All these travels and therapies are a huge deal for our boys because they both hate being away from home. It’s so difficult to weigh the situation to make the right choices. Do we push the kids out of their comfort zone more, travel more, deal with more meltdowns and “sensory hangovers” yet, get the services they obviously need or, do we make things easier on everyone and try to just continue working with the school system? At this point, we’ve decided to give the therapy a try. I say “we” because the hubs and I make these decisions together but, it’s on me to execute them. He is the breadwinner and has to go to work each day. He won’t be making these trips. He stays at home to care for the animals and home, and work to pay for these services that the kids need. I appreciate him so much, I value his contribution to our family and how I can actually be an at-home-mom for our children. However, the impact of this new routine affects me more than him. I pack and unpack, parent the children solo more now and, have to spend time away from my own comfort zone. Somehow, I need to keep it together. He still gets up and goes to work. His routine doesn’t change much.
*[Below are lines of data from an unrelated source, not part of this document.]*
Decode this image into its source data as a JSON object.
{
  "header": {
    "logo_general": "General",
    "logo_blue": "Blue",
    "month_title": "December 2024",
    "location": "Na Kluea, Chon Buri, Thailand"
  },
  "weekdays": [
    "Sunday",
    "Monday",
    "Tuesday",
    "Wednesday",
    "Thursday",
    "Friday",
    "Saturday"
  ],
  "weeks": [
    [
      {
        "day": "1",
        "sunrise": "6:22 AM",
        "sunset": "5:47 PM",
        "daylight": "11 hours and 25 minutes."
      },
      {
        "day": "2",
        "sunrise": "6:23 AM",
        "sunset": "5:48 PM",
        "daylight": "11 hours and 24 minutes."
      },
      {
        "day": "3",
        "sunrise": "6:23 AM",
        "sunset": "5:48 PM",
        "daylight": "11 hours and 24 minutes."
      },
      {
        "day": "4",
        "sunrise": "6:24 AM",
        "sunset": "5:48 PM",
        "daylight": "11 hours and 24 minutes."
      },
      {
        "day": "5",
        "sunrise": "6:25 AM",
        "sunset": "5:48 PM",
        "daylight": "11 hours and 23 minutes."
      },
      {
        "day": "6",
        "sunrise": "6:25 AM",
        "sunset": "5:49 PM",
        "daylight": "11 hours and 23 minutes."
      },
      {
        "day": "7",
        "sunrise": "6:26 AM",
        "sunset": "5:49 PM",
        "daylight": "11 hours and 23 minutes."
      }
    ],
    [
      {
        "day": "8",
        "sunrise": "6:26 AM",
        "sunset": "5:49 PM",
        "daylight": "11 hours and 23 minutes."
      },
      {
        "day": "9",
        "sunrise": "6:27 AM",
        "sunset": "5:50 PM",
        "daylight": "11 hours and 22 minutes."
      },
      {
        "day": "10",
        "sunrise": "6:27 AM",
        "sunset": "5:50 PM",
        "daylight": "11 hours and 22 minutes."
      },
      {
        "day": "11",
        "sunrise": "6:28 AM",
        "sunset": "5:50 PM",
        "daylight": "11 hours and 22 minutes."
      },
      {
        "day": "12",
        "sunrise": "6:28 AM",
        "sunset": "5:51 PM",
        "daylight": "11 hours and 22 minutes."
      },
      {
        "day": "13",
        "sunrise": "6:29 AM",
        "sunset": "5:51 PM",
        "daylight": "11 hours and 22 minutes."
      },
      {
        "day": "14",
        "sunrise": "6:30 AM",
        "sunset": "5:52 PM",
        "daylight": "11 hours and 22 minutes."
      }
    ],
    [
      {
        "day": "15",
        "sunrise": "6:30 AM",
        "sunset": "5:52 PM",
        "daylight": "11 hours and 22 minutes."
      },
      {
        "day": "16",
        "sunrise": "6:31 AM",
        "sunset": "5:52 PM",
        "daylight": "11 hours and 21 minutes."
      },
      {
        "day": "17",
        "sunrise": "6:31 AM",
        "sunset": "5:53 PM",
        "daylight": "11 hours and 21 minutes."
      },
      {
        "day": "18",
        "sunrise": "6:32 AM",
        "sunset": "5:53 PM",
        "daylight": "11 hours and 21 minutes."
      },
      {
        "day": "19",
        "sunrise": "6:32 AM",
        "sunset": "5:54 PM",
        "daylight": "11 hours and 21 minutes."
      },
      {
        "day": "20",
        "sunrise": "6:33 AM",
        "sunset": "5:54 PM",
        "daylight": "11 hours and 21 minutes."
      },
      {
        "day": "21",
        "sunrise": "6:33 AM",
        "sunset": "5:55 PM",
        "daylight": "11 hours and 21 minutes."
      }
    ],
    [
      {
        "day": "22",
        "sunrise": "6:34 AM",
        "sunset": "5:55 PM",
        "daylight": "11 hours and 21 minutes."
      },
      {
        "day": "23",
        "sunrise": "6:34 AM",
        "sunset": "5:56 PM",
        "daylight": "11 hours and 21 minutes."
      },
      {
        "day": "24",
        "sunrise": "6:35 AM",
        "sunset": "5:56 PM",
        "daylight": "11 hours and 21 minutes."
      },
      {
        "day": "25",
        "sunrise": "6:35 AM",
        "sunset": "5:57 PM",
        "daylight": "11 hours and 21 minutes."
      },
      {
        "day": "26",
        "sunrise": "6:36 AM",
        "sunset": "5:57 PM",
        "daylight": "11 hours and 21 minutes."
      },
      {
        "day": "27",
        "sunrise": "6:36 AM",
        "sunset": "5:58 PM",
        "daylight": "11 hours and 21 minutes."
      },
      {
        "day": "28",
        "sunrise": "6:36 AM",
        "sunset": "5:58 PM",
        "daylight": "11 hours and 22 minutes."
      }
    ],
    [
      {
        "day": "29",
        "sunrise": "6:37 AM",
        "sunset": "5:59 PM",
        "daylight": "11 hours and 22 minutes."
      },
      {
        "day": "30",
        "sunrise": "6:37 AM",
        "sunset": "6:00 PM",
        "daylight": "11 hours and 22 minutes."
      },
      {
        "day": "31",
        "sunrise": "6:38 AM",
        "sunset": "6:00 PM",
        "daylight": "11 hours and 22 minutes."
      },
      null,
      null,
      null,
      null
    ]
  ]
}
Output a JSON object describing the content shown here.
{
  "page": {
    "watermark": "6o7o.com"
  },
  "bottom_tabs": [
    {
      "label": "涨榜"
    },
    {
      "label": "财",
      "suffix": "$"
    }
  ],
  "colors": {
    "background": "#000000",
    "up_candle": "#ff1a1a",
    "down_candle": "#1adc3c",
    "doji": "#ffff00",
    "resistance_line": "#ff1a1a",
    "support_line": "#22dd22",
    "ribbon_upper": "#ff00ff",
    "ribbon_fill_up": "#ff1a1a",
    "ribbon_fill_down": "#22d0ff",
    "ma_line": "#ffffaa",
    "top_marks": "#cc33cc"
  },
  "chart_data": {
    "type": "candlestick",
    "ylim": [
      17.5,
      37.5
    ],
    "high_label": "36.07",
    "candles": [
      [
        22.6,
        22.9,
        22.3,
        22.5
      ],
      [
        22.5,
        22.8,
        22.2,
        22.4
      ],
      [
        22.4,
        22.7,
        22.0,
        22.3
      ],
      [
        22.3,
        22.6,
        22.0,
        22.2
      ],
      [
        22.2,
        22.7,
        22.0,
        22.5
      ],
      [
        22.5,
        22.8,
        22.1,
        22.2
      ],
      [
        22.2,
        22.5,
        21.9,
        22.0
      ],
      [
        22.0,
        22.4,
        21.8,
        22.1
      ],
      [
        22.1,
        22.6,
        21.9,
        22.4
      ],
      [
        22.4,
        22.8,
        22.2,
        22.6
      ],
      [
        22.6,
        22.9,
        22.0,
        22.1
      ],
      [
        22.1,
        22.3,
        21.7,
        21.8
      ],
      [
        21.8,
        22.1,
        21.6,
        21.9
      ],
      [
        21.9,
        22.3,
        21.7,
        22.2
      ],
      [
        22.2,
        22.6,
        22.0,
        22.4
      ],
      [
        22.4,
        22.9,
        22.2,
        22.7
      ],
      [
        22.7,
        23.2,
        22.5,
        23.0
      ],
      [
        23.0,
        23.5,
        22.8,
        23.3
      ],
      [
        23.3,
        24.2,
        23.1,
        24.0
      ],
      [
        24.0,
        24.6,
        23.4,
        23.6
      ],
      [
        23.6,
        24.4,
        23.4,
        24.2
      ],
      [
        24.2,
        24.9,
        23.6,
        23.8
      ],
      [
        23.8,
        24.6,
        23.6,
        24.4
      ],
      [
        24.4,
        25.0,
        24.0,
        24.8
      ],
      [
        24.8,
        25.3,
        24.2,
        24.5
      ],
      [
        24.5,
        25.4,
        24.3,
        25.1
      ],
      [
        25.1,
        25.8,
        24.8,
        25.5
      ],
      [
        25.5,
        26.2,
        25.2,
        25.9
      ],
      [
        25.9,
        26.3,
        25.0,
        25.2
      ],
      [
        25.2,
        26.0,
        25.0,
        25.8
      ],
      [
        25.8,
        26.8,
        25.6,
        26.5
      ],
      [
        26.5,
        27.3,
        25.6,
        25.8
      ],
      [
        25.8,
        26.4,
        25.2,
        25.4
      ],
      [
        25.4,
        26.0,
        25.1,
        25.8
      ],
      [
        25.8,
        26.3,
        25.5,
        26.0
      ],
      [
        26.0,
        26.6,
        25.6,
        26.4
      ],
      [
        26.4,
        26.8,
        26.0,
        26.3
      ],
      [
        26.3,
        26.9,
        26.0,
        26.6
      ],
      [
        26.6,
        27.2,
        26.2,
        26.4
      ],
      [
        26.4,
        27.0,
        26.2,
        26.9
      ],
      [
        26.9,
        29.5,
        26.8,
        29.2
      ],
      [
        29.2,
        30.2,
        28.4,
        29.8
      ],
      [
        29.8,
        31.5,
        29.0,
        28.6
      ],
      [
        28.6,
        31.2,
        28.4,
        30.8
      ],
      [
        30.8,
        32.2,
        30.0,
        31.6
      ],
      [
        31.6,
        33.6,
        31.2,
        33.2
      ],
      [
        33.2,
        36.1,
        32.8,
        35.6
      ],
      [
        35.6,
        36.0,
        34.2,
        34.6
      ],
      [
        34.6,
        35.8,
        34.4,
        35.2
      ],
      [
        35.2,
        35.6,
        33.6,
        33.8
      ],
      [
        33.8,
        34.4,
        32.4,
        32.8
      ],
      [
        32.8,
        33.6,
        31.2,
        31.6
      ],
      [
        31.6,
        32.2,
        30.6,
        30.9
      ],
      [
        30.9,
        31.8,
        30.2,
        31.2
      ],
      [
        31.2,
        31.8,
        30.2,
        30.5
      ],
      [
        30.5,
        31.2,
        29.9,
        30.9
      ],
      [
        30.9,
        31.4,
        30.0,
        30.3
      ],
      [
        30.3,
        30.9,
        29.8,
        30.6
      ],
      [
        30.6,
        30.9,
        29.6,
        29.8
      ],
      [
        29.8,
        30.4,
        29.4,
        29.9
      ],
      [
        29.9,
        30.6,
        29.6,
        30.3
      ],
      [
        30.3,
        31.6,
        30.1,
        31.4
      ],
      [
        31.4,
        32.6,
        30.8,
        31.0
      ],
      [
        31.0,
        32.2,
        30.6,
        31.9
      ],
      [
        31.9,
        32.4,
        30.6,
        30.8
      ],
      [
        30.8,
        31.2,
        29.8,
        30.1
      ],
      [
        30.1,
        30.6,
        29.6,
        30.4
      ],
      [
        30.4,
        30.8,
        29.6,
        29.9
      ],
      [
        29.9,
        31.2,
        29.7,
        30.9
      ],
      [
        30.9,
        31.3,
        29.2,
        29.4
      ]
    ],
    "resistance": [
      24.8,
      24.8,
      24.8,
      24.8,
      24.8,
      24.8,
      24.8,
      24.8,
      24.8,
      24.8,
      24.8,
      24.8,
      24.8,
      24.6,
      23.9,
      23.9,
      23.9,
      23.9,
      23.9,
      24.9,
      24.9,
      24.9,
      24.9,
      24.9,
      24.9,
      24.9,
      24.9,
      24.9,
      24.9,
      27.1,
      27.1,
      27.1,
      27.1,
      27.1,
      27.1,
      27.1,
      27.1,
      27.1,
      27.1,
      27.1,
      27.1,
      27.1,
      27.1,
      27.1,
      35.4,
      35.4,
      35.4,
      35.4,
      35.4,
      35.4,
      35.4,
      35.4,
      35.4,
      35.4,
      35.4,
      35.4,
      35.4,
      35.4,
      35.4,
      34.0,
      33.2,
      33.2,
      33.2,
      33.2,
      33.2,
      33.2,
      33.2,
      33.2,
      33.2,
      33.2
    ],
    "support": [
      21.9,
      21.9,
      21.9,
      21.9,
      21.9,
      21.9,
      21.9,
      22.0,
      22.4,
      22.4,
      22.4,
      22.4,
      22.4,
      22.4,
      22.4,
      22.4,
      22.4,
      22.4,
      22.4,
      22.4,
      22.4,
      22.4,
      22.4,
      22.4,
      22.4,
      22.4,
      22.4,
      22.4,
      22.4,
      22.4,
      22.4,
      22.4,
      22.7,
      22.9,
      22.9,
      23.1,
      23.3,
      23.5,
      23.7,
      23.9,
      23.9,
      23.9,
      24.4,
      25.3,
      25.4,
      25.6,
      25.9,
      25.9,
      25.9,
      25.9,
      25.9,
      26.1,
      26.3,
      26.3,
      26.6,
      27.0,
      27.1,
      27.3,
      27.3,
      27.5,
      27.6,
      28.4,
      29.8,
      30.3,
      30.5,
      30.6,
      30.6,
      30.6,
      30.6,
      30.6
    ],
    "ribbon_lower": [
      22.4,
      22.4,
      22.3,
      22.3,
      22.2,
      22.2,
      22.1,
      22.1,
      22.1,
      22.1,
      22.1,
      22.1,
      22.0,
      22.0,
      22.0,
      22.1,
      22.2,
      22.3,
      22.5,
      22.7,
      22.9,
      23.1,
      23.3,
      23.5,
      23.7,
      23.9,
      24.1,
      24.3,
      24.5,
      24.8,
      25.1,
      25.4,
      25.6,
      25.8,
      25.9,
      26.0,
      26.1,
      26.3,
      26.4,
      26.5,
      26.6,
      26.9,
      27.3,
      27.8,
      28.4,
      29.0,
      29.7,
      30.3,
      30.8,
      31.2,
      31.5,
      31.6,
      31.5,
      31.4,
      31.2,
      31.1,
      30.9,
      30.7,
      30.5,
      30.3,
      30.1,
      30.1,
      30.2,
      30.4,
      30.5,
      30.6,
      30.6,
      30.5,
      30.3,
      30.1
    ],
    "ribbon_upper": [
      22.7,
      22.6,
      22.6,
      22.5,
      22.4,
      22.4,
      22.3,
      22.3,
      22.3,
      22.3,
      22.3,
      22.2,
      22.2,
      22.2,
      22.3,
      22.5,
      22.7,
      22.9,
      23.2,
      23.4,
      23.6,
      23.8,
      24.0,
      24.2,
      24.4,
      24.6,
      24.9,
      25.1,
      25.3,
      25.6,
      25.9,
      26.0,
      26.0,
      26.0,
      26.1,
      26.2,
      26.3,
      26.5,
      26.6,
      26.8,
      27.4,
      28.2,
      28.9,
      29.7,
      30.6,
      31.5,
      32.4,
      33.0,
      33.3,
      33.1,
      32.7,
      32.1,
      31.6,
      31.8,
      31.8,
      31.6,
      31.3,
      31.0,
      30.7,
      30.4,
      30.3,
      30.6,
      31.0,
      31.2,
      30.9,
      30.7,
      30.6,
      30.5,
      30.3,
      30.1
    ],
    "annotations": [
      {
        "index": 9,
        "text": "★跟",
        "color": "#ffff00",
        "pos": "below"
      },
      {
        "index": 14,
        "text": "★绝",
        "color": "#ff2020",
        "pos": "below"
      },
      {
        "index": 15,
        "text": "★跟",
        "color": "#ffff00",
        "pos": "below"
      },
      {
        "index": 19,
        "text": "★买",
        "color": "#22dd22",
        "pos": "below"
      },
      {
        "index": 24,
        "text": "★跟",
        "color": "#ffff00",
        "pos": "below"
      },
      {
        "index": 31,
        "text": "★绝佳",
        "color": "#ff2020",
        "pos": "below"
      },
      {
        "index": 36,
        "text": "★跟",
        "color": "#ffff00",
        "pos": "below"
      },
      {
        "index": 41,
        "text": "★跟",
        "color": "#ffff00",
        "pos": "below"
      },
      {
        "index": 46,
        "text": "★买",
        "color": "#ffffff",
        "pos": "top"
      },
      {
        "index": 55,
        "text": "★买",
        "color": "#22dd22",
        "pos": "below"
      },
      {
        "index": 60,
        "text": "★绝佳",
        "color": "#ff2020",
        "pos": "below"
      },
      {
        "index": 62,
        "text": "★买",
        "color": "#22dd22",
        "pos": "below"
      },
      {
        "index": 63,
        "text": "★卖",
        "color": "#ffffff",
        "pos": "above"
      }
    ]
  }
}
The main difference for him is that his evenings are quiet and he gets more time alone. So, we have been trying to figure out ways to make the travel and changes easier on our family, and we take things a day at a time. We also wait; wait for evaluations and diagnosis.
After a couple of weeks, I got a phone call from C’s new pediatrician regarding the results of our Vanderbilt forms. First of all, I was so surprised that the doctor, herself, personally called to talk and, second, she did it to avoid us having to come in again for something so minor. She told me that the scoring on the forms indicated a combined Hyperactive and Inattentive form of ADHD as well as ODD. We talked for a while and I filled her in on the results of the other evaluations. Something she said really struck me as fascinating: Often times, when kids deal with these kinds of issues, it’s hard to determine which is the chicken and which is the egg. Basically, it’s really hard to know if one thing is causing the other or, if they are separate issues. Regardless, we were right in our concern for him and, the next time we go in, we will focus on a treatment plan. I’m ecstatic. I mean, I am not happy that my kid has ADHD, but I’m happy that my instincts were right and I’m not just crazy! I knew he had untreated issues.
My first thought after hanging up the phone was vindication. I’m vindicated as a mother with an intuition that my son needed extra help. We are finally on the right path! Our new doctors and their services are our future.